For those unable or unwilling to use libraries such as “atoi” or “stoi”, I experimented a bit and made a quick little program that would be able to output a number input as a string.

The code is as follows:

As can be seen, the code for this function is quite simple.

The code functions like this in a nutshell:

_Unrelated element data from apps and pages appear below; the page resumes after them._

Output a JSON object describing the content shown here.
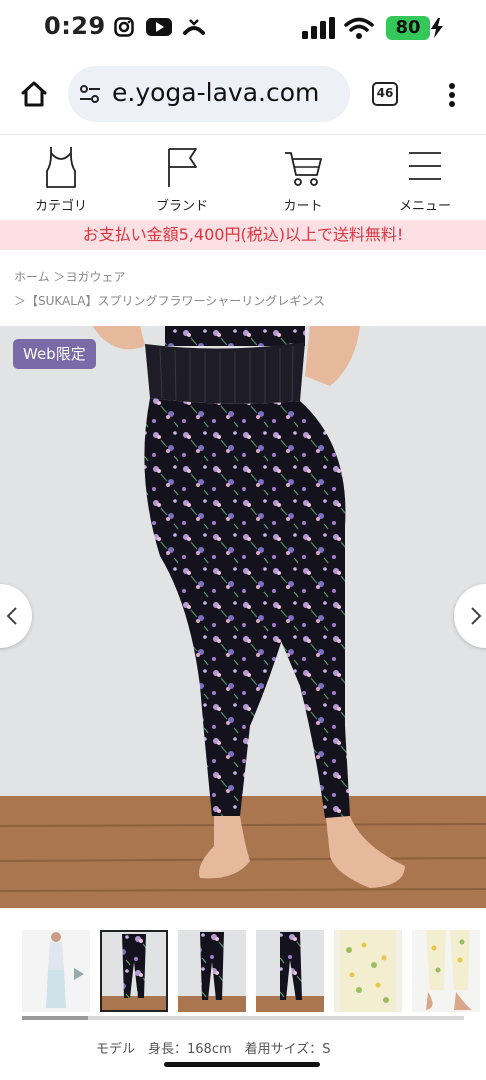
{
  "status_bar": {
    "time": "0:29",
    "battery": "80"
  },
  "browser": {
    "url": "e.yoga-lava.com",
    "tab_count": "46"
  },
  "site_nav": {
    "items": [
      {
        "label": "カテゴリ",
        "icon": "tanktop-icon"
      },
      {
        "label": "ブランド",
        "icon": "flag-icon"
      },
      {
        "label": "カート",
        "icon": "cart-icon"
      },
      {
        "label": "メニュー",
        "icon": "hamburger-icon"
      }
    ]
  },
  "banner": {
    "text": "お支払い金額5,400円(税込)以上で送料無料!"
  },
  "breadcrumb": {
    "line1": "ホーム ＞ヨガウェア",
    "line2": "＞【SUKALA】スプリングフラワーシャーリングレギンス"
  },
  "product": {
    "badge": "Web限定"
  },
  "caption": {
    "text": "モデル　身長：168cm　着用サイズ：S"
  },
  "colors": {
    "accent": "#7a6aa8",
    "banner_bg": "#fce0e3",
    "banner_text": "#d63a45",
    "battery": "#34c759"
  }
}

- Create a string holding the number and an integer to be given the value via the string
- A for-loop that has two local integers: digit and multiplier
- digit marks the current digit in the string to be extracted. For example, it begins with selecting digit 5, which is 2 in this case, using the statement “numberString.at(digit)”, the equivalent of “numberString.at(4). Remember that strings are arrays, and arrays start at 0, so value number 5 has the array address 4, hence the “4” in “numberString.at(4)”.
- multiplier marks what the digit is to be multiplied by. This is necessary for the integer to receive the correct sum in the end: 18362 is equal to:

**(1 * 10^4) + (8* 10^3) + (3 * 10^2) + (6 * 10^1) + (2 * 10^0)**,

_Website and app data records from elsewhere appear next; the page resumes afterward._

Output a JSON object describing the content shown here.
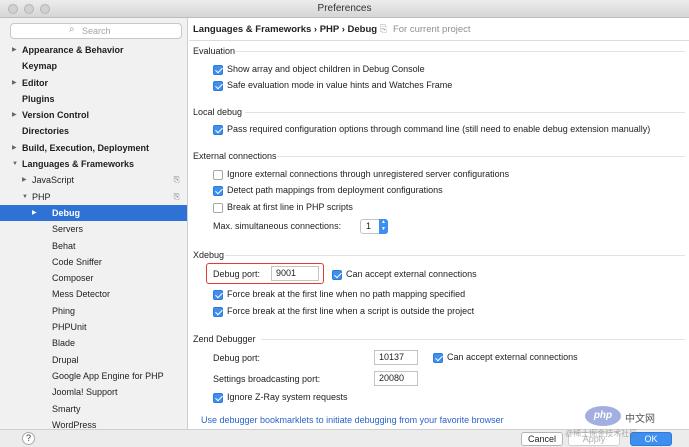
{
  "window": {
    "title": "Preferences"
  },
  "search": {
    "placeholder": "Search"
  },
  "sidebar": {
    "items": [
      {
        "label": "Appearance & Behavior",
        "bold": true,
        "arrow": "right",
        "indent": 0
      },
      {
        "label": "Keymap",
        "bold": true,
        "arrow": "",
        "indent": 0
      },
      {
        "label": "Editor",
        "bold": true,
        "arrow": "right",
        "indent": 0
      },
      {
        "label": "Plugins",
        "bold": true,
        "arrow": "",
        "indent": 0
      },
      {
        "label": "Version Control",
        "bold": true,
        "arrow": "right",
        "indent": 0
      },
      {
        "label": "Directories",
        "bold": true,
        "arrow": "",
        "indent": 0
      },
      {
        "label": "Build, Execution, Deployment",
        "bold": true,
        "arrow": "right",
        "indent": 0
      },
      {
        "label": "Languages & Frameworks",
        "bold": true,
        "arrow": "down",
        "indent": 0
      },
      {
        "label": "JavaScript",
        "bold": false,
        "arrow": "right",
        "indent": 1,
        "project_icon": true
      },
      {
        "label": "PHP",
        "bold": false,
        "arrow": "down",
        "indent": 1,
        "project_icon": true
      },
      {
        "label": "Debug",
        "bold": true,
        "arrow": "right",
        "indent": 2,
        "selected": true
      },
      {
        "label": "Servers",
        "bold": false,
        "arrow": "",
        "indent": 2
      },
      {
        "label": "Behat",
        "bold": false,
        "arrow": "",
        "indent": 2
      },
      {
        "label": "Code Sniffer",
        "bold": false,
        "arrow": "",
        "indent": 2
      },
      {
        "label": "Composer",
        "bold": false,
        "arrow": "",
        "indent": 2
      },
      {
        "label": "Mess Detector",
        "bold": false,
        "arrow": "",
        "indent": 2
      },
      {
        "label": "Phing",
        "bold": false,
        "arrow": "",
        "indent": 2
      },
      {
        "label": "PHPUnit",
        "bold": false,
        "arrow": "",
        "indent": 2
      },
      {
        "label": "Blade",
        "bold": false,
        "arrow": "",
        "indent": 2
      },
      {
        "label": "Drupal",
        "bold": false,
        "arrow": "",
        "indent": 2
      },
      {
        "label": "Google App Engine for PHP",
        "bold": false,
        "arrow": "",
        "indent": 2
      },
      {
        "label": "Joomla! Support",
        "bold": false,
        "arrow": "",
        "indent": 2
      },
      {
        "label": "Smarty",
        "bold": false,
        "arrow": "",
        "indent": 2
      },
      {
        "label": "WordPress",
        "bold": false,
        "arrow": "",
        "indent": 2
      }
    ]
  },
  "breadcrumb": {
    "path": "Languages & Frameworks › PHP › Debug",
    "project_note": "For current project"
  },
  "evaluation": {
    "title": "Evaluation",
    "options": [
      {
        "label": "Show array and object children in Debug Console",
        "checked": true
      },
      {
        "label": "Safe evaluation mode in value hints and Watches Frame",
        "checked": true
      }
    ]
  },
  "local_debug": {
    "title": "Local debug",
    "options": [
      {
        "label": "Pass required configuration options through command line (still need to enable debug extension manually)",
        "checked": true
      }
    ]
  },
  "external": {
    "title": "External connections",
    "options": [
      {
        "label": "Ignore external connections through unregistered server configurations",
        "checked": false
      },
      {
        "label": "Detect path mappings from deployment configurations",
        "checked": true
      },
      {
        "label": "Break at first line in PHP scripts",
        "checked": false
      }
    ],
    "max_label": "Max. simultaneous connections:",
    "max_value": "1"
  },
  "xdebug": {
    "title": "Xdebug",
    "port_label": "Debug port:",
    "port_value": "9001",
    "accept_label": "Can accept external connections",
    "accept_checked": true,
    "options": [
      {
        "label": "Force break at the first line when no path mapping specified",
        "checked": true
      },
      {
        "label": "Force break at the first line when a script is outside the project",
        "checked": true
      }
    ]
  },
  "zend": {
    "title": "Zend Debugger",
    "port_label": "Debug port:",
    "port_value": "10137",
    "accept_label": "Can accept external connections",
    "accept_checked": true,
    "broadcast_label": "Settings broadcasting port:",
    "broadcast_value": "20080",
    "ignore_label": "Ignore Z-Ray system requests",
    "ignore_checked": true
  },
  "bookmarklet_link": "Use debugger bookmarklets to initiate debugging from your favorite browser",
  "buttons": {
    "help": "?",
    "cancel": "Cancel",
    "apply": "Apply",
    "ok": "OK"
  },
  "watermark": {
    "logo": "php",
    "text": "中文网",
    "sub": "@稀土掘金技术社区"
  },
  "colors": {
    "accent": "#3d8ff0",
    "selection": "#2e72d6",
    "highlight": "#e23a3a",
    "link": "#2b62c9"
  }
}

which is the same as:

**10000 + 8000 + 300 + 60 + 2 = 18362**.

- The for-loop adds the numbers together. In order for this to work, because the decimal system is dependent on each digit having its own magnitude depending on its relative position, each digit is multiplied by its respective position’s magnitude. For instance, to make sure it’s really understood, the number 162 has three digits. The digit 2 has a value of 2, because it’s in a position with the lowest magnitude. The digit 6 has a value of 60, because it’s in a position with a magnitude of 10^1 (10), meaning it’s multiplied by 10. The digit 1 has a value of 100, because it’s in a position with a magnitude of 10^2 (100), meaning it’s multiplied by 100. This continues ad infinitum with increasingly larger numbers that have plenty more digits. Note that the digit 2 really has a magnitude of 10^0. 10^0 is equal to 1, so its final value would be 2 * 1 = 2.
- The reason for the subtraction of 48 from the digit extracted is because ‘0’ has a value of 48 in the ASCII table, ‘1’ has a value of 49, and so on. By subtracting 48, we get the values represented by the ASCII-values in char format, allowing us to get accurate results. Here is the basic ASCII table, fetched from this web page:
Continuing, multiplier is incremented each time the loop runs, and because the program takes into account the size of the string.

**WARNINGS:**

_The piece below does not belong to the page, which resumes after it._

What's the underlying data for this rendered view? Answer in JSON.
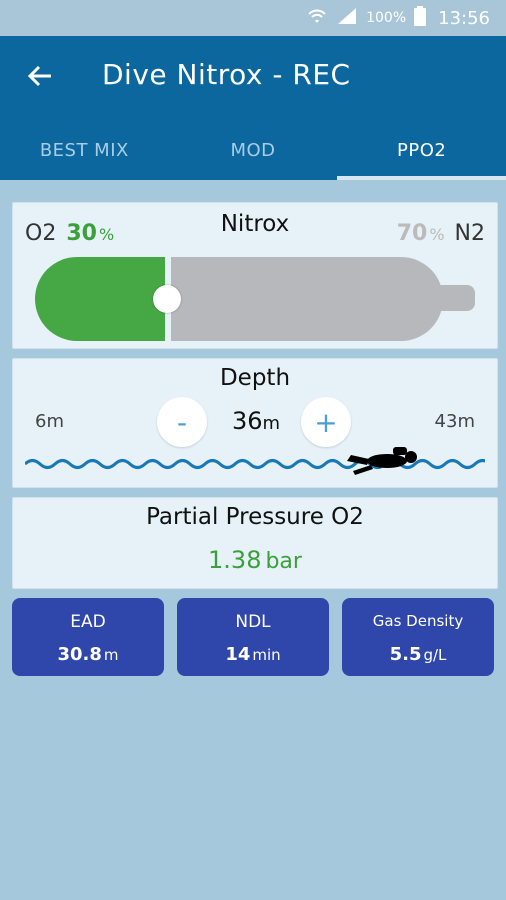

- Be careful not to enter any alphabetical characters in the string, as the result will become inaccurate. The closest you can get being allowed to do this, is doing this type of conversion with hexadecimal values, using A, B, C, D, E and F.
- This cannot do floats or doubles, as they could have negative magnitude positions, i.e. values beyond the decimal point.

**Tasks for newbies: **

- Create a program that can fetch floats and/or doubles from strings.